3) In the microgravity environment, diffusion of fuels and oxidizing dominates rather than buoyancy. Therefore, the range of the number of Richardson

that the prediction formula derived in this study is effective is.

Conflicts of Interest

The authors declare no conflicts of interest.

[1] | Orson, S.L. (1987) The Effect of Microgravity on Flame Spread over a Thin Fuel. NASA TM-100195. |

[2] | Ramachandra, P.A., Altenkirch, R.A., Bhattachajee, S., Tang, L., Sacksteader, K. and Wolverton, M.K. (1995) Combustion and Flame, 100, 71-84. |

[3] | Shipp, M. and Spearpoint, M. (1994) Fire Safety Science. Proceedings of the 4th International Symposium, 739-750. |

[4] | West, J., Tang, L., Altenkirch, R.A., Bhattachajee, S., Sacksteader, K. and Delichatsios, M.A. (1996) Proceedings of the Combustion Institute, 26, 1335-1343. |

[5] | Friedman, R. and Urdan, D.L. (1993) Contributions of Microgravity Test Results to the Design of Spacecraft Fire-Safety Systems. AIAA Paper, 93-1152. |

[6] | Sanchez Tafira, C., Linan, A., Salva, J.A., Conchero, G., Juste, G.L. and Esteban, F. (1989) Combustion Experiments During KC-135 Parabolic Flights, ESA SP-1113, 53-64. |

[7] | Bryant, D. and Judd, M.D. (1995) Proceedings of the 10th Anniversary of First ESA Parabolic Flight Campaign Workshop, ESA, 99-101. |

[8] | Kashiwagi, T., Mcgrattan, K.B., Olson, S.L., Fujita, O., Kikuchi, M. and Ito, K. (1996) Proceedings of the Combustion Institute, 26, 1345-1352. |

[9] | Sato, H., Amagai, K. and Arai, M. (2008) Scale Modeling of Puffing Frequencies in Pool Fires Related with Froude Number. Progress in Scale Modeling, Springer, 133-147. |

[10] | Yoshihara, N., Ito, A. and Torikai, H. (2013) Proceedings of the Combustion Institute, 34, 2599-2606. |

[11] |
Abe, H., Ito, A. and Torikai, H. (2015) Effect of Gravity on Puffing Phenomenon of Liquid Pool Fires. Proceedings of the Combustion Institute, 35, 2581-2587.
https://doi.org/10.1016/j.proci.2014.05.080 |

[12] | Nakajima, N., Torikai, H. and Ito, A. (2015) Proceeding of the 53rd Symposium Combust. 508-509. |

[13] | Yoshida, K., Ito, A. and Torikai, H. (2014) Proceeding of the 52nd Symposium Combust. 442-443. |

[14] |
Drysdale, D. (2011) An Introduction to Fire Dynamics. 3rd Edition, John Wiley & Sons, Hoboken, 182-192. https://doi.org/10.1002/9781119975465 |

[15] | Modak, A.T. (1977) Combust and Flame, 29,177-185. |

[16] | Fukuda, M., Kudo, Y., Torikai, H. and Ito, A. (2007) Flame Radiation Absorption Model Applicable to Realistic Fires. Proceedings of the Annual Symposium, 56-57. |

[17] | Rasbash, D.J., Rogowski, Z.E. and Stark, G.W. (1956) Properties of Fires of Liquids.
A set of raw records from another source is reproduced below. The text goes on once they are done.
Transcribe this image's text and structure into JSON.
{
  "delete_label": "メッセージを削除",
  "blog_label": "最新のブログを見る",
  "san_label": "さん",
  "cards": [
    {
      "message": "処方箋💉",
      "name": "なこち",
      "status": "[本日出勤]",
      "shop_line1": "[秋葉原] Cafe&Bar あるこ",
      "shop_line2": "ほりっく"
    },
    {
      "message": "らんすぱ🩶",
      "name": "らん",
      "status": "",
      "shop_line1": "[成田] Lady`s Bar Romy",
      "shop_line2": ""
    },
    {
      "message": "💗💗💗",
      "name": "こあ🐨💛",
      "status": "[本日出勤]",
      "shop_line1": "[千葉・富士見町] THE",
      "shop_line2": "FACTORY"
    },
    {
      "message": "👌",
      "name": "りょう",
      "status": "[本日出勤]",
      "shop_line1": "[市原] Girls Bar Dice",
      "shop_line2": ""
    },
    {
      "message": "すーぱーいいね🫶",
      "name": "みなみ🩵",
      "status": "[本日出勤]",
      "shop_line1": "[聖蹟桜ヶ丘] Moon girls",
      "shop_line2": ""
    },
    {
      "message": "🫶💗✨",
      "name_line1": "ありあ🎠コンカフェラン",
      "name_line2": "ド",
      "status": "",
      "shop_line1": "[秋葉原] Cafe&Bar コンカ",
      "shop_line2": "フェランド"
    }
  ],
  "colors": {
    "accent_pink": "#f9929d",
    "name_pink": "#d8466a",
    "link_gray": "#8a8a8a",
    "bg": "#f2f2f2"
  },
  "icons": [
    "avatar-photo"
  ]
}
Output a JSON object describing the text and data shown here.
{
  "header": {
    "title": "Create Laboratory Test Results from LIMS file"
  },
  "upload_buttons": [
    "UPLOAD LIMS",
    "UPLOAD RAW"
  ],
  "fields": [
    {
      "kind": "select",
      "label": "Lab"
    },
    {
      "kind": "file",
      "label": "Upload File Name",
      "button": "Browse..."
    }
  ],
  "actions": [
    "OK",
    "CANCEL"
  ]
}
Fuel, 35, 94-107. |

[18] | Burke, S.P. and Schumann, T.E.W. (1928) Industrial & Engineering Chemistry Research, 20, 998-1004. |

[19] | Altenkirch, R.A., Eichhorn, R., Hsu, N.N., Brancic, A. B. and Cevallos, N.E. (1976) Proceedings of the Combustion Institute, 16, 1165-1174. |

Journals Menu

Contact us

+1 323-425-8868 | |

customer@scirp.org | |

+86 18163351462(WhatsApp) | |

1655362766 | |

Paper Publishing WeChat |

Copyright © 2024 by authors and Scientific Research Publishing Inc.

This work and the related PDF file are licensed under a Creative Commons Attribution 4.0 International License.